We developed a technique that allows the routine integration of PET in stereotactic neurosurgery, including radiosurgery. We report our clinical experience with the combined use of metabolic (i.e., PET) and anatomic (i.e., MRI and CT) images for the radiosurgical treatment of brain tumors. We propose a classification describing the relative role of the information provided by PET in this multimodality image-guided approach.
Methods: Between December 1999 and March 2003, 57 patients had stereotactic PET as part of their image acquisition for the planning of gamma knife radiosurgery. Together with stereotactic MRI and CT, stereotactic PET images were acquired on the same day using either (18)F-FDG or (11)C-methionine. PET images were imported in the planning software for the radiosurgery dosimetry, and the target volume was defined using the combined information of PET and MRI or CT. To analyze the specific contribution of the PET findings, we propose a classification that reflects the strategy used to define the target volume.
Results: The patients were offered radiosurgery with PET guidance when their tumor was ill-defined and we anticipated some limitation of target definition on MRI alone. This represents 10% of the radiosurgery procedures performed in our center during the same period of time. There were 40 primary brain lesions, 7 metastases, and 10 pituitary adenomas.

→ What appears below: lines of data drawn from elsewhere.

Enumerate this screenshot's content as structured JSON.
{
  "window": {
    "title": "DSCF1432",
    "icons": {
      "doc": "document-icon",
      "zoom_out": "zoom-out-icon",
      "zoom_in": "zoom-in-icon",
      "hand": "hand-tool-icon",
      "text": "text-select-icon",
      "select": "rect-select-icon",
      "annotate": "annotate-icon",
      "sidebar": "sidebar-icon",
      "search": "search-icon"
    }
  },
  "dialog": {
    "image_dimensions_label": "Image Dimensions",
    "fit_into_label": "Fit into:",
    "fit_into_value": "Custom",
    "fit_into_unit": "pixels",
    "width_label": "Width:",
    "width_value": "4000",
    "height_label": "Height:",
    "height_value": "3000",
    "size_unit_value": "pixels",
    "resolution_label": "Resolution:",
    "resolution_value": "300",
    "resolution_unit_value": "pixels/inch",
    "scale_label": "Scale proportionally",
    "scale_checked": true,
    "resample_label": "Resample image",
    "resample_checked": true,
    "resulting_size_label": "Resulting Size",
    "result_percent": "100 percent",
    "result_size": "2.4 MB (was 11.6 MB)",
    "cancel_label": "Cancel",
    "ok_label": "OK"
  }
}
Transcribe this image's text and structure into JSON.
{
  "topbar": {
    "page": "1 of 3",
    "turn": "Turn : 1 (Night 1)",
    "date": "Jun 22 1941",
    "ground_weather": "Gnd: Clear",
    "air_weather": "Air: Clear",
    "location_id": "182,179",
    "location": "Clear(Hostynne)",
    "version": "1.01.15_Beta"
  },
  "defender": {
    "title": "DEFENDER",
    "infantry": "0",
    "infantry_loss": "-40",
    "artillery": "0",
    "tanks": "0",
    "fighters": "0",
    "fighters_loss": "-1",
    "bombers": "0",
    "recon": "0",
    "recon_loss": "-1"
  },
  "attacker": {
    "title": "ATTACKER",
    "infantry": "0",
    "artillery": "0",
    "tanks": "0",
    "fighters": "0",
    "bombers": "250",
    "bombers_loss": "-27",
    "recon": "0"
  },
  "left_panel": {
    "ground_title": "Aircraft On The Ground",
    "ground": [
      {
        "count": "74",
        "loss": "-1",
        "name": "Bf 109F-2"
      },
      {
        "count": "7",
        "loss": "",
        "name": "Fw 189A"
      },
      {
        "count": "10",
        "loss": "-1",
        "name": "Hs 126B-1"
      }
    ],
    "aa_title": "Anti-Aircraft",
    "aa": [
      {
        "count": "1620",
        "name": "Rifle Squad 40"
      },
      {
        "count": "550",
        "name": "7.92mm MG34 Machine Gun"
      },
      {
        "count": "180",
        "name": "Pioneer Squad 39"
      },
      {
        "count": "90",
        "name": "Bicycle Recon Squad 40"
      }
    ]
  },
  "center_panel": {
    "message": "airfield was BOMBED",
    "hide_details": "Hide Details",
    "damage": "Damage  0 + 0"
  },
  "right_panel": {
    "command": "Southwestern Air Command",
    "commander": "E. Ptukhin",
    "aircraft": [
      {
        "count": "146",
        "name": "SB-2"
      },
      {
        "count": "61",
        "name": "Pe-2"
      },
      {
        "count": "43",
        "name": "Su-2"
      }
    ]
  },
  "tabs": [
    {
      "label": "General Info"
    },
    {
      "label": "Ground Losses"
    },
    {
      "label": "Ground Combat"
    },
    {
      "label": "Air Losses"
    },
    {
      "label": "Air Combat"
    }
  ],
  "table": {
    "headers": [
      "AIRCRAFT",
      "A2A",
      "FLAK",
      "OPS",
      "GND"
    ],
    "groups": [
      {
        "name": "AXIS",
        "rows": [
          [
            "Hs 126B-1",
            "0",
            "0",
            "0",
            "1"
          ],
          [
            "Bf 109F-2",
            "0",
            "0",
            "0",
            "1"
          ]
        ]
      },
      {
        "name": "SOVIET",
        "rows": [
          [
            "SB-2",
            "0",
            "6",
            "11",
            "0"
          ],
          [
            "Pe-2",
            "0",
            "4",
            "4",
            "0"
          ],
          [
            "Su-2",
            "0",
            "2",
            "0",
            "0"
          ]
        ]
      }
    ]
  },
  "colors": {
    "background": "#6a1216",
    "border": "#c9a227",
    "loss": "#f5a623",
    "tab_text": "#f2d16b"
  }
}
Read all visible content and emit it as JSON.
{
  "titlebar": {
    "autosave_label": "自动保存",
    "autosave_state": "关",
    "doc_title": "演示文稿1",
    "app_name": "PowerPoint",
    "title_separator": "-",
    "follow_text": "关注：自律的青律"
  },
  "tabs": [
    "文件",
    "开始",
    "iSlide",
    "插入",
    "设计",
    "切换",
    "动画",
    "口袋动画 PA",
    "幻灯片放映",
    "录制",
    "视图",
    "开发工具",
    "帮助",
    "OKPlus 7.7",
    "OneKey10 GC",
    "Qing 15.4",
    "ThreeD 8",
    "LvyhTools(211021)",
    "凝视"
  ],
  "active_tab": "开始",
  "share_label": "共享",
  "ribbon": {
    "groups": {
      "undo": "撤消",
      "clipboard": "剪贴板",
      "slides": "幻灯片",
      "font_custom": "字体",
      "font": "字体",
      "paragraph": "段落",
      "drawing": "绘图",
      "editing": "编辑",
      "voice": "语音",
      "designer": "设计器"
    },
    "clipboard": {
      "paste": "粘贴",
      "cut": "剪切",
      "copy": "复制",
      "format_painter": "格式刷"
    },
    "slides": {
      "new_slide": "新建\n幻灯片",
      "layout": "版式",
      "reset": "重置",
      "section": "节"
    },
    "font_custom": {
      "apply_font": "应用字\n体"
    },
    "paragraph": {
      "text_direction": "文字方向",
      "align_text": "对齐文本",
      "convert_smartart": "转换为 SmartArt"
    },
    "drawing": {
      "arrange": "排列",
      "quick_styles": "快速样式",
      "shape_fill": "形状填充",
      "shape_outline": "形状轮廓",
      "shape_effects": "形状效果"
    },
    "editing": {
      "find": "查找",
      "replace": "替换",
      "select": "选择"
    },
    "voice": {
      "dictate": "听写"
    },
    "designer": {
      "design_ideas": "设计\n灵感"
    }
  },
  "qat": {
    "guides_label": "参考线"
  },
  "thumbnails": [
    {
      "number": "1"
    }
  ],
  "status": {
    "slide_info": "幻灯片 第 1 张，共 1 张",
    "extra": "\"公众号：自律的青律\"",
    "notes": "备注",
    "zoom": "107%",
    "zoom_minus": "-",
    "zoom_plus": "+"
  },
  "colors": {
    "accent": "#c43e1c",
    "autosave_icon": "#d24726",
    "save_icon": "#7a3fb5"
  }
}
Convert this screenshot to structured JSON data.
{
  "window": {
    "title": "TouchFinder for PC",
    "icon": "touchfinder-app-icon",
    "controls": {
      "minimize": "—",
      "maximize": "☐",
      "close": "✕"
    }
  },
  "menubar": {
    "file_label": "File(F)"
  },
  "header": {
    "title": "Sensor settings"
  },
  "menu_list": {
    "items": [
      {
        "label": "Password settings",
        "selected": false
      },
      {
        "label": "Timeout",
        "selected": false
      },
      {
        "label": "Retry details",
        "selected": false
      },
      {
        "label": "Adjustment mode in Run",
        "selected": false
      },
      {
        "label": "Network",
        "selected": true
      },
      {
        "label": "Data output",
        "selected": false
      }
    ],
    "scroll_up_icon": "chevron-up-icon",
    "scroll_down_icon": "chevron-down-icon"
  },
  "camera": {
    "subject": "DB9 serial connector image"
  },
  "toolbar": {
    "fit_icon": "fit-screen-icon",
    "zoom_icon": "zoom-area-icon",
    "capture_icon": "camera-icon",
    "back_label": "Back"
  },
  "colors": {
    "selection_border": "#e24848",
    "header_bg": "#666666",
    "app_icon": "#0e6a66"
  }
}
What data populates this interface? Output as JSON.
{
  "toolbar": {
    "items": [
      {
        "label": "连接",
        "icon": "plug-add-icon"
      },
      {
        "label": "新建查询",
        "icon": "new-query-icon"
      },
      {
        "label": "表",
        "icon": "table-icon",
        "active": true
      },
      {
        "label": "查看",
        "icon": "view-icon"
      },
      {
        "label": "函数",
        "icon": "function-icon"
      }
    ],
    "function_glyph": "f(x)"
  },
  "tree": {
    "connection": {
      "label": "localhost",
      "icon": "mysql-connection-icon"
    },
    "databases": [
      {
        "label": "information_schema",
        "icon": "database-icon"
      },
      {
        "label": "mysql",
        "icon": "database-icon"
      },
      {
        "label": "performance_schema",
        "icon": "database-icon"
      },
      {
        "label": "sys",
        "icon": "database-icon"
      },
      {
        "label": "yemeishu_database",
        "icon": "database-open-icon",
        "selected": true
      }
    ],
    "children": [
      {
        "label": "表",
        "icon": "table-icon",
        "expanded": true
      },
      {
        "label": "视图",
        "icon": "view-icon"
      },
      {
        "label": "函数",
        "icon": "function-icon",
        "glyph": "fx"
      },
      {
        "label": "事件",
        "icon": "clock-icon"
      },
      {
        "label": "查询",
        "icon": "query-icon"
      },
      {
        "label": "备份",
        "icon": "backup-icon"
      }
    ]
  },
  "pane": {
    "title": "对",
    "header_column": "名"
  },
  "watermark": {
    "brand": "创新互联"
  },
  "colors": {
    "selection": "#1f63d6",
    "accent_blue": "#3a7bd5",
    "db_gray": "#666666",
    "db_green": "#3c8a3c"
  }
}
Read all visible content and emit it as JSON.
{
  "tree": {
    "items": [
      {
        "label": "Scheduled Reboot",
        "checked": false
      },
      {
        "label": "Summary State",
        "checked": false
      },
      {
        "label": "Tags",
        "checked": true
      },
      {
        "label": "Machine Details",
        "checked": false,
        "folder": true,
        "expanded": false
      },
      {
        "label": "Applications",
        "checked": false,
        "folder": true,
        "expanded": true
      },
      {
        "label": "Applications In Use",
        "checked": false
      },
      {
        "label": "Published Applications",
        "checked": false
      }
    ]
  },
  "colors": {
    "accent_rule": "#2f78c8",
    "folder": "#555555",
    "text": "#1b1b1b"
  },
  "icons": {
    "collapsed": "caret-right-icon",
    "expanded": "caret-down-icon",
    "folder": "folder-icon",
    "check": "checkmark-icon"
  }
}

Abnormal PET uptake was found in 62 of 72 targets (86%), and this information altered significantly the MRI-defined tumor in 43 targets (69%).
Conclusion: The integration of PET in radiosurgery provides additional information that opens new perspectives for the optimization of the treatment of brain tumors.